Lindsay with her husband and son

I always consider my schedule with regard to my vision to see how it can fit.  Once my son (and hopefully one more child) are in school full-time, I will want and need more work during the day. Being a mom has forced me to sit back and consider things more, and allow for things to evolve as well.  


How has your work habits changed after you had your son, as your son grows, or both? 

I really struggled early on to keep up with everything. I think the constant lack of sleep (plus, some health issues that were likely at least partly due to the lack of sleep) affected my ability to think clearly. Fortunately, my mother and mother-in-law were able to help watch my son so I could get some work done.  As he has grown, he got on a much better sleep schedule. That has helped immensely with me getting consistently better sleep and to get things done during his naps. 


Tell me about your childcare arrangements? How do you balance work and mom life? Who helps you out? 

We are very fortunate to have our moms come help regularly. They both live two hours away, so I do think they enjoy coming to see their grandson, but it is a huge blessing. We have one other person regularly watch our son a couple hours a week so I can begin seeing clients before my husband gets home. .

As far as balancing work and mom life, every day is different.  I try to make a point to get some work done during naps, try to keep the house clean for the most part, and try to spend quality time with my son.  It is always a juggle and some days are better than others!

Bringing it all Together

What are some financial lessons learned that you’d offer up to other mompreneurs?

I would tell other moms to know your worth and the value of your service.  Make sure you put things in writing and are clear with your pricing.


If you could go back and talk to yourself the month before you became pregnant with your son, what would you tell yourself about how “things” would turn out? 

I would reassure myself that everything will be okay and to trust in my faith and the journey.  I would remind myself to try to be present in the moment, but always take time to step back and look at the big picture.


What do you know now as a mompreneur that you wish you’d known "way back when"?

I wish I had known to be patient and give it time to work out. I stayed focused and knew what I wanted, worked towards it, but sometimes I wondered if it would ever happen. It takes time to really develop a business and that is a good thing, because then you figure out how to make it work.


When people ask you, “how do you do it all?” what do you say? 

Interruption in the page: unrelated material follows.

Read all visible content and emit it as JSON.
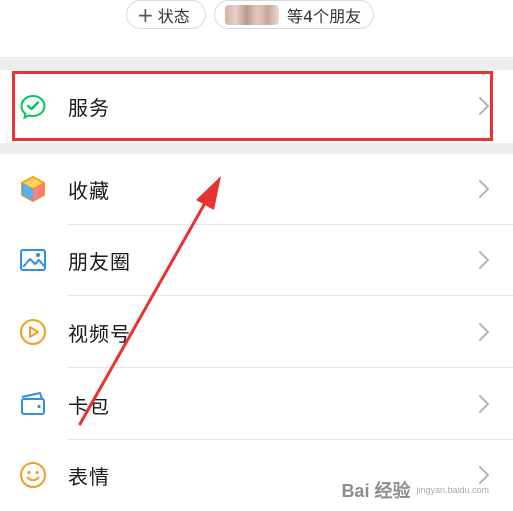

I have actually not been asked that particular question!  I have had people ask me how things are going or make references to my work.  I am the only one of my friends who is both the primary caregiver to my child and also still working.  I think my friends have a hard time understanding this perspective honestly.  My husband opened up a brewery with a business partner last year (and is still working his full-time job), so most people reference how am I doing with that juggle in mind. I let people know that I really don’t see my husband much, but it won’t be that way forever.


How do you recharge and keep your personal energy up when you’re running a business and raising a little one?

I always make sure to set aside time for myself to shower and get ready. I know some moms don’t bother with this and I certainly don’t put on make up to hang around the house. However, I do feel better when I am showered with my hair blow dried. 

I have scheduled two days a week to go to the gym and hope to expand that soon. I also make a point to get seven to eight hours of sleep, when possible. This did not happen during my son's early months, but it usually does now. With running a business and raising a child, there is always something more I could be doing, but sometimes I need to take care of me to be as effective and efficient as I am capable of being.


What advice would you give to fellow mompreneurs or moms who are thinking about jumping into entrepreneurial territory? 

I would say to really consider what you want in regards to professional and personal goals.  This means everything from time away from kids, to what you are interested in doing, to what is realistic for your in your current situation.


Photo by  Dingzeyu Li  on  Unsplash

Photo by Dingzeyu Li on Unsplash